**Exercise:** Copy each line of the data that has "true" in it.

Records from a data source
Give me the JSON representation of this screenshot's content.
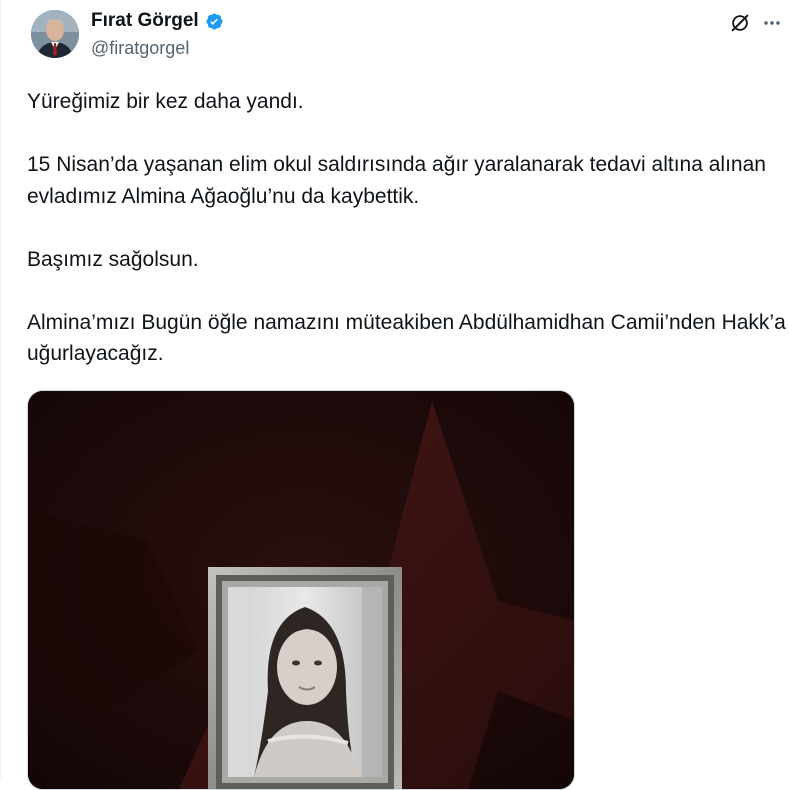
{
  "author": {
    "name": "Fırat Görgel",
    "handle": "@firatgorgel",
    "verified": true,
    "avatar_icon": "avatar-photo",
    "verified_icon": "verified-badge-icon",
    "verified_color": "#1d9bf0"
  },
  "actions": {
    "grok_icon": "grok-icon",
    "more_icon": "more-options-icon"
  },
  "tweet": {
    "paragraphs": [
      "Yüreğimiz bir kez daha yandı.",
      "15 Nisan’da yaşanan elim okul saldırısında ağır yaralanarak tedavi altına alınan evladımız Almina Ağaoğlu’nu da kaybettik.",
      "Başımız sağolsun.",
      "Almina’mızı Bugün öğle namazını müteakiben Abdülhamidhan Camii’nden Hakk’a uğurlayacağız."
    ]
  },
  "media": {
    "description_icon": "memorial-image",
    "colors": {
      "background": "#1a0909",
      "star": "#3a1414",
      "frame": "#9a9a96"
    }
  }
}
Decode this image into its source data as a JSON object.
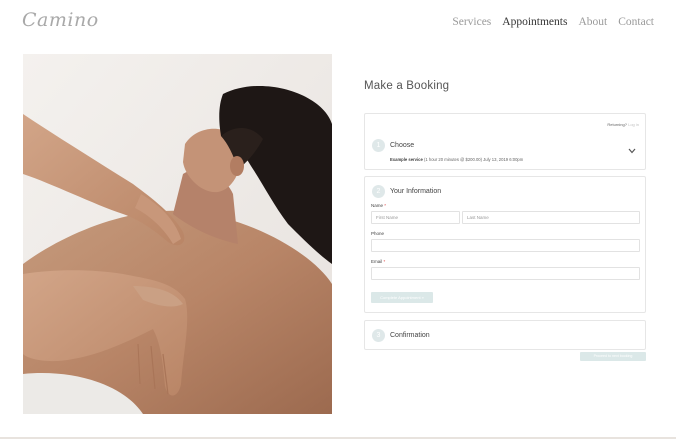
{
  "brand": {
    "logo": "Camino"
  },
  "nav": {
    "items": [
      "Services",
      "Appointments",
      "About",
      "Contact"
    ],
    "active": "Appointments"
  },
  "hero_image": {
    "description": "massage"
  },
  "booking": {
    "title": "Make a Booking",
    "step1": {
      "number": "1",
      "title": "Choose",
      "returning_label": "Returning?",
      "login_link": "Log in",
      "summary_service": "Example service",
      "summary_detail": "(1 hour 20 minutes @ $200.00) July 13, 2019 6:00pm",
      "chevron_icon": "chevron-down-icon"
    },
    "step2": {
      "number": "2",
      "title": "Your Information",
      "name_label": "Name",
      "first_name_placeholder": "First Name",
      "last_name_placeholder": "Last Name",
      "phone_label": "Phone",
      "email_label": "Email",
      "required_mark": "*",
      "submit_label": "Complete Appointment »"
    },
    "step3": {
      "number": "3",
      "title": "Confirmation"
    },
    "proceed_label": "Proceed to next booking"
  },
  "colors": {
    "accent": "#dbe8e8",
    "step_circle": "#dfe8e9",
    "nav_active": "#333333",
    "nav_inactive": "#9a9a9a"
  }
}
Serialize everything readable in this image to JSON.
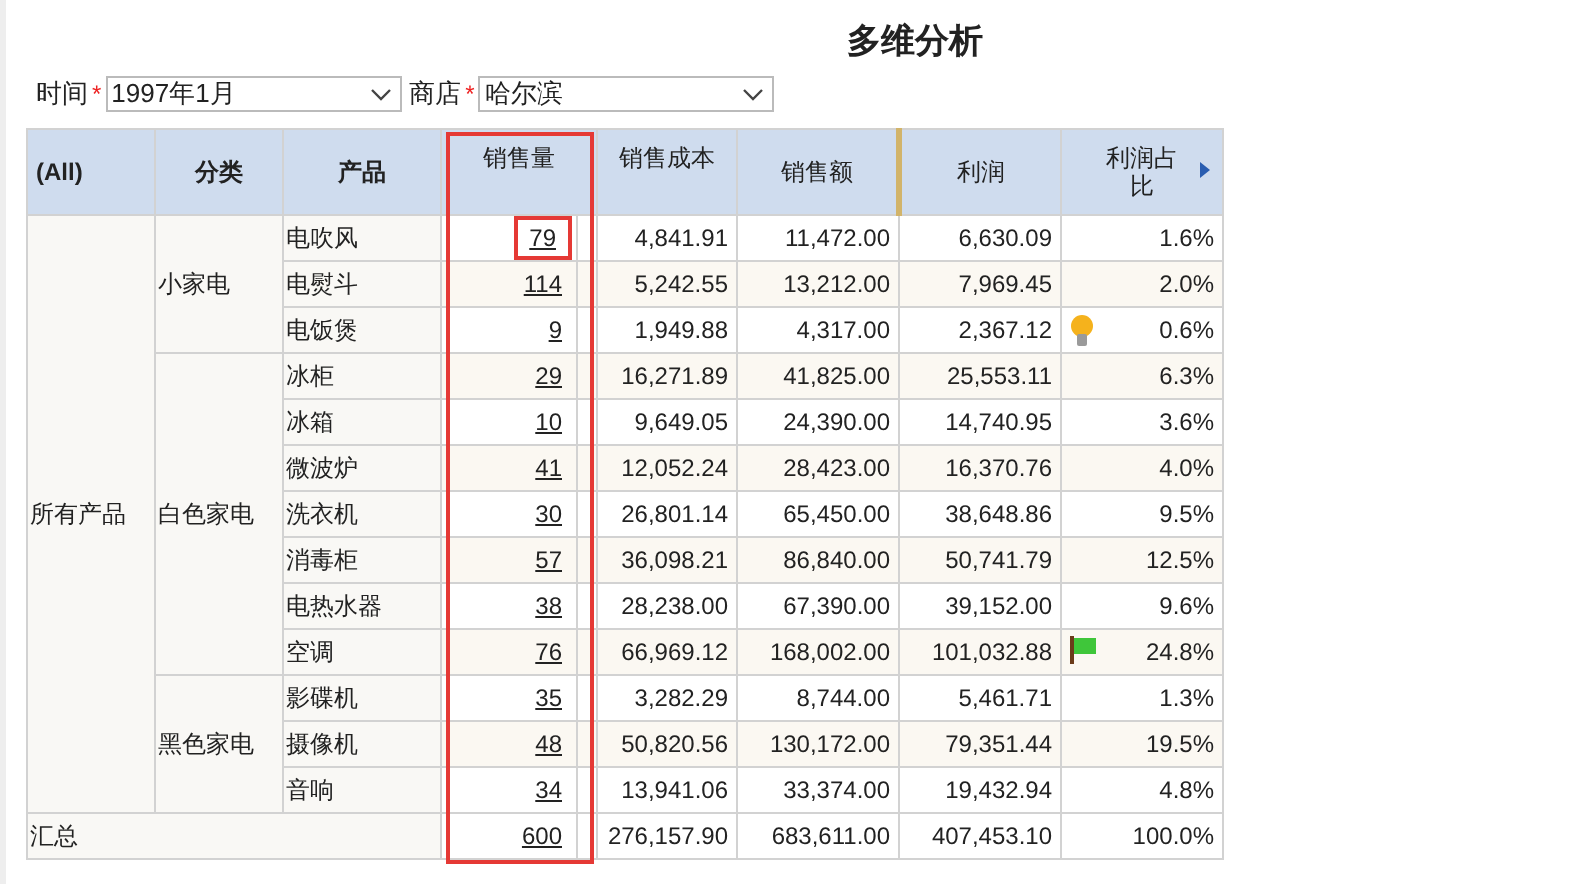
{
  "title": "多维分析",
  "filters": [
    {
      "label": "时间",
      "required_mark": "*",
      "value": "1997年1月"
    },
    {
      "label": "商店",
      "required_mark": "*",
      "value": "哈尔滨"
    }
  ],
  "table": {
    "columns": [
      {
        "label": "(All)",
        "highlighted": false
      },
      {
        "label": "分类",
        "highlighted": false
      },
      {
        "label": "产品",
        "highlighted": false
      },
      {
        "label": "销售量",
        "highlighted": true
      },
      {
        "label": "销售成本",
        "highlighted": false
      },
      {
        "label": "销售额",
        "highlighted": false
      },
      {
        "label": "利润",
        "highlighted": false
      },
      {
        "label": "利润占比",
        "highlighted": false
      }
    ],
    "root": {
      "label": "所有产品",
      "children": [
        {
          "label": "小家电",
          "children": [
            {
              "label": "电吹风",
              "kind": "plain",
              "highlighted": true,
              "values": [
                "79",
                "4,841.91",
                "11,472.00",
                "6,630.09",
                "1.6%"
              ]
            },
            {
              "label": "电熨斗",
              "kind": "plain",
              "highlighted": false,
              "values": [
                "114",
                "5,242.55",
                "13,212.00",
                "7,969.45",
                "2.0%"
              ]
            },
            {
              "label": "电饭煲",
              "kind": "bulb",
              "highlighted": false,
              "values": [
                "9",
                "1,949.88",
                "4,317.00",
                "2,367.12",
                "0.6%"
              ]
            }
          ]
        },
        {
          "label": "白色家电",
          "children": [
            {
              "label": "冰柜",
              "kind": "plain",
              "highlighted": false,
              "values": [
                "29",
                "16,271.89",
                "41,825.00",
                "25,553.11",
                "6.3%"
              ]
            },
            {
              "label": "冰箱",
              "kind": "plain",
              "highlighted": false,
              "values": [
                "10",
                "9,649.05",
                "24,390.00",
                "14,740.95",
                "3.6%"
              ]
            },
            {
              "label": "微波炉",
              "kind": "plain",
              "highlighted": false,
              "values": [
                "41",
                "12,052.24",
                "28,423.00",
                "16,370.76",
                "4.0%"
              ]
            },
            {
              "label": "洗衣机",
              "kind": "plain",
              "highlighted": false,
              "values": [
                "30",
                "26,801.14",
                "65,450.00",
                "38,648.86",
                "9.5%"
              ]
            },
            {
              "label": "消毒柜",
              "kind": "plain",
              "highlighted": false,
              "values": [
                "57",
                "36,098.21",
                "86,840.00",
                "50,741.79",
                "12.5%"
              ]
            },
            {
              "label": "电热水器",
              "kind": "plain",
              "highlighted": false,
              "values": [
                "38",
                "28,238.00",
                "67,390.00",
                "39,152.00",
                "9.6%"
              ]
            },
            {
              "label": "空调",
              "kind": "flag",
              "highlighted": false,
              "values": [
                "76",
                "66,969.12",
                "168,002.00",
                "101,032.88",
                "24.8%"
              ]
            }
          ]
        },
        {
          "label": "黑色家电",
          "children": [
            {
              "label": "影碟机",
              "kind": "plain",
              "highlighted": false,
              "values": [
                "35",
                "3,282.29",
                "8,744.00",
                "5,461.71",
                "1.3%"
              ]
            },
            {
              "label": "摄像机",
              "kind": "plain",
              "highlighted": false,
              "values": [
                "48",
                "50,820.56",
                "130,172.00",
                "79,351.44",
                "19.5%"
              ]
            },
            {
              "label": "音响",
              "kind": "plain",
              "highlighted": false,
              "values": [
                "34",
                "13,941.06",
                "33,374.00",
                "19,432.94",
                "4.8%"
              ]
            }
          ]
        }
      ]
    },
    "total": {
      "label": "汇总",
      "values": [
        "600",
        "276,157.90",
        "683,611.00",
        "407,453.10",
        "100.0%"
      ]
    }
  }
}
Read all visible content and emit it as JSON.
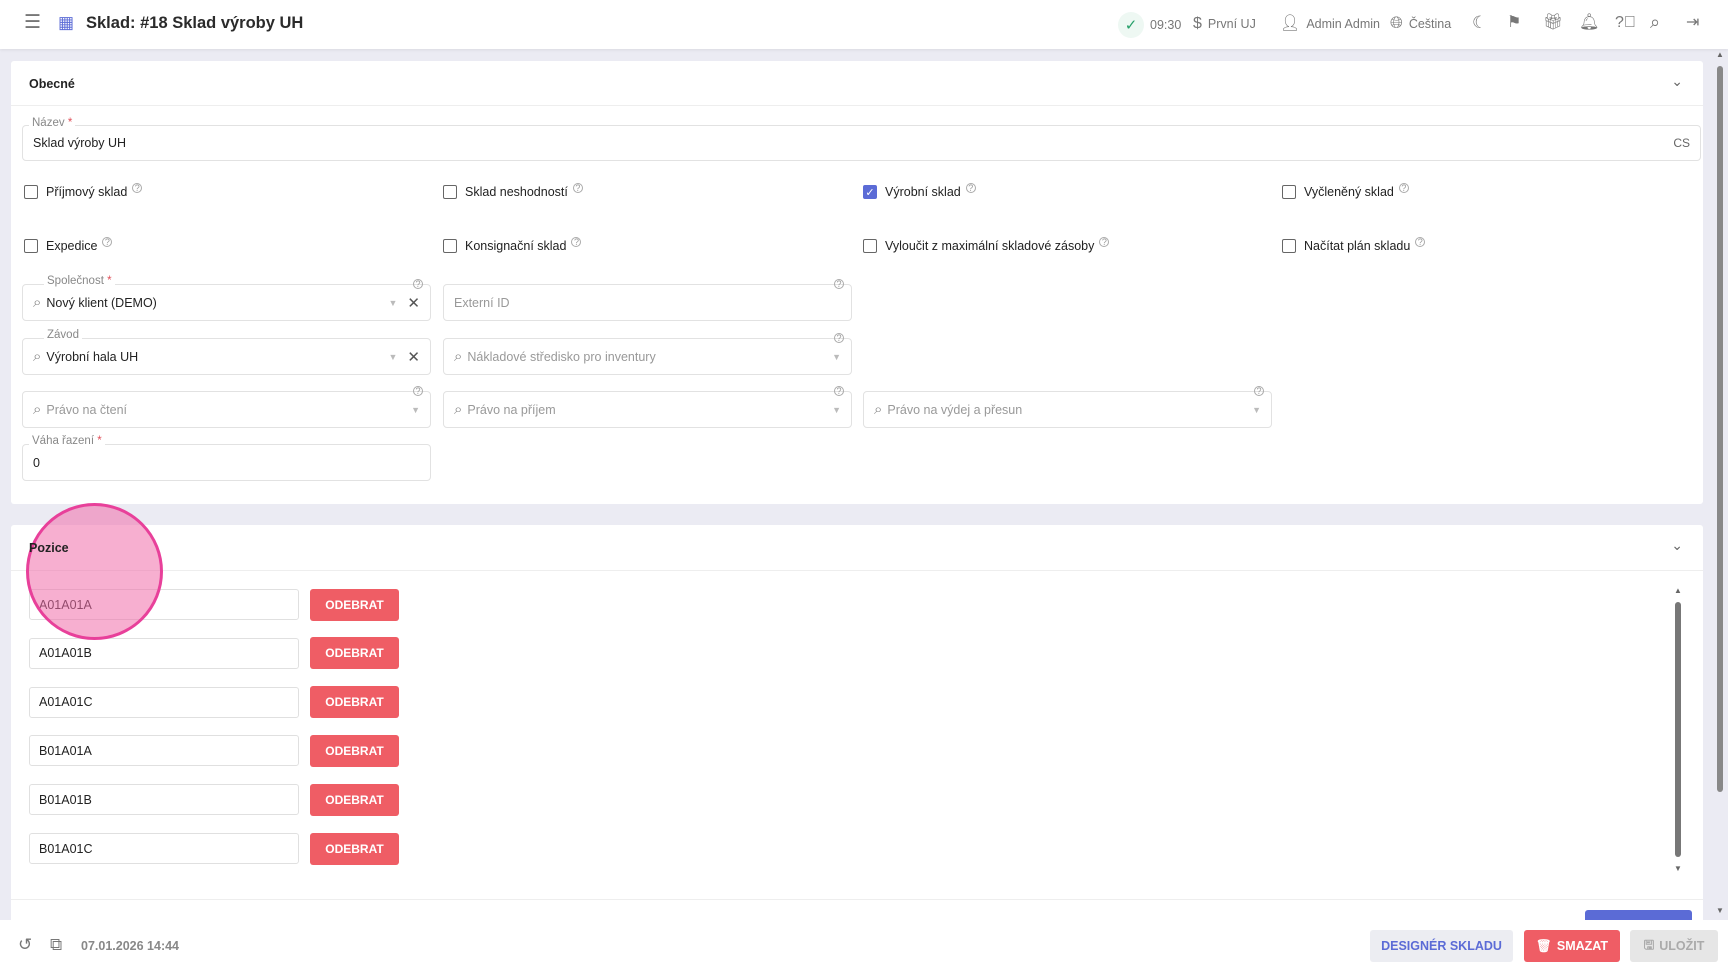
{
  "header": {
    "title": "Sklad: #18 Sklad výroby UH",
    "time": "09:30",
    "company": "První UJ",
    "user": "Admin Admin",
    "language": "Čeština"
  },
  "general": {
    "title": "Obecné",
    "name_label": "Název",
    "name_value": "Sklad výroby UH",
    "lang_code": "CS",
    "checkboxes": [
      {
        "label": "Příjmový sklad",
        "checked": false
      },
      {
        "label": "Sklad neshodností",
        "checked": false
      },
      {
        "label": "Výrobní sklad",
        "checked": true
      },
      {
        "label": "Vyčleněný sklad",
        "checked": false
      },
      {
        "label": "Expedice",
        "checked": false
      },
      {
        "label": "Konsignační sklad",
        "checked": false
      },
      {
        "label": "Vyloučit z maximální skladové zásoby",
        "checked": false
      },
      {
        "label": "Načítat plán skladu",
        "checked": false
      }
    ],
    "company_label": "Společnost",
    "company_value": "Nový klient (DEMO)",
    "external_id_placeholder": "Externí ID",
    "plant_label": "Závod",
    "plant_value": "Výrobní hala UH",
    "cost_center_placeholder": "Nákladové středisko pro inventury",
    "read_right_placeholder": "Právo na čtení",
    "receive_right_placeholder": "Právo na příjem",
    "issue_right_placeholder": "Právo na výdej a přesun",
    "sort_weight_label": "Váha řazení",
    "sort_weight_value": "0"
  },
  "positions": {
    "title": "Pozice",
    "remove_label": "ODEBRAT",
    "items": [
      "A01A01A",
      "A01A01B",
      "A01A01C",
      "B01A01A",
      "B01A01B",
      "B01A01C"
    ]
  },
  "footer": {
    "timestamp": "07.01.2026 14:44",
    "designer_label": "DESIGNÉR SKLADU",
    "delete_label": "SMAZAT",
    "save_label": "ULOŽIT"
  },
  "colors": {
    "accent": "#5b6bd6",
    "danger": "#ef5d65",
    "click_marker": "#e8409a"
  }
}
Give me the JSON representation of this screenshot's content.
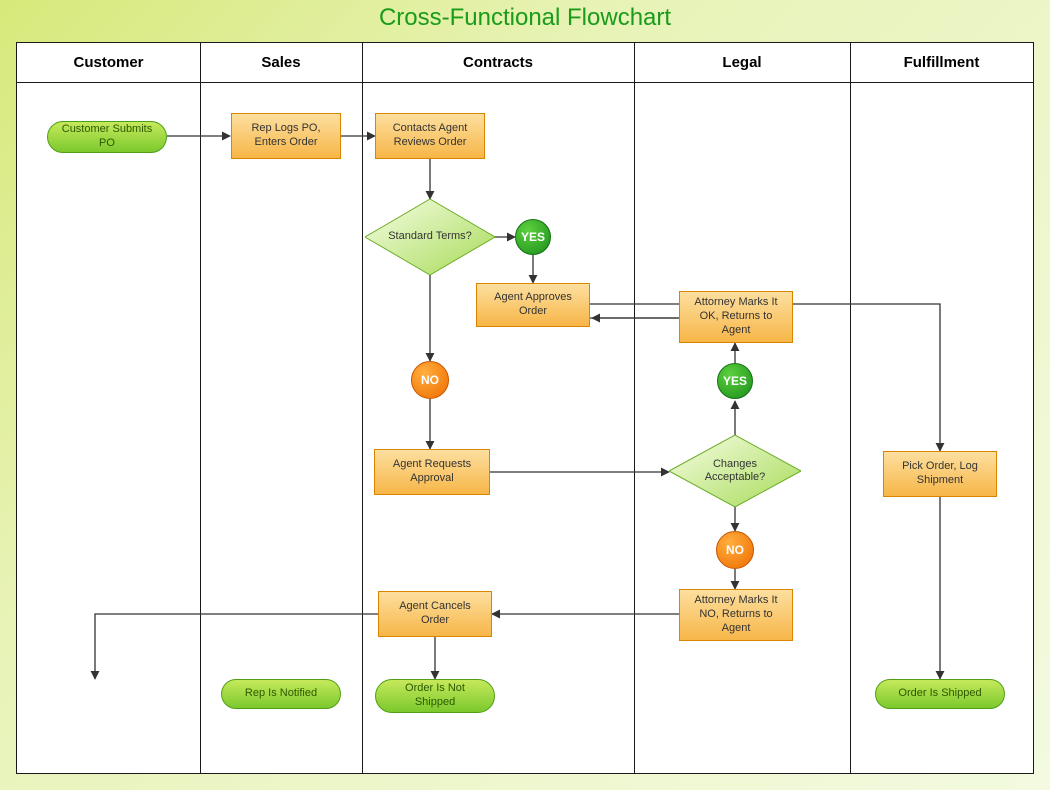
{
  "title": "Cross-Functional Flowchart",
  "lanes": {
    "customer": "Customer",
    "sales": "Sales",
    "contracts": "Contracts",
    "legal": "Legal",
    "fulfillment": "Fulfillment"
  },
  "nodes": {
    "customer_submits": "Customer Submits PO",
    "rep_logs": "Rep Logs PO, Enters Order",
    "contacts_agent": "Contacts Agent Reviews Order",
    "standard_terms": "Standard Terms?",
    "yes1": "YES",
    "agent_approves": "Agent Approves Order",
    "no1": "NO",
    "agent_requests": "Agent Requests Approval",
    "changes_acc": "Changes Acceptable?",
    "yes2": "YES",
    "attorney_ok": "Attorney Marks It OK, Returns to Agent",
    "no2": "NO",
    "attorney_no": "Attorney Marks It NO, Returns to Agent",
    "agent_cancels": "Agent Cancels Order",
    "order_not_shipped": "Order Is Not Shipped",
    "rep_notified": "Rep Is Notified",
    "pick_order": "Pick Order, Log Shipment",
    "order_shipped": "Order Is Shipped"
  }
}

**Completed exercise:**
    "verified": true,
        "highlighted": true
              "highlighted": true,
        "checked": true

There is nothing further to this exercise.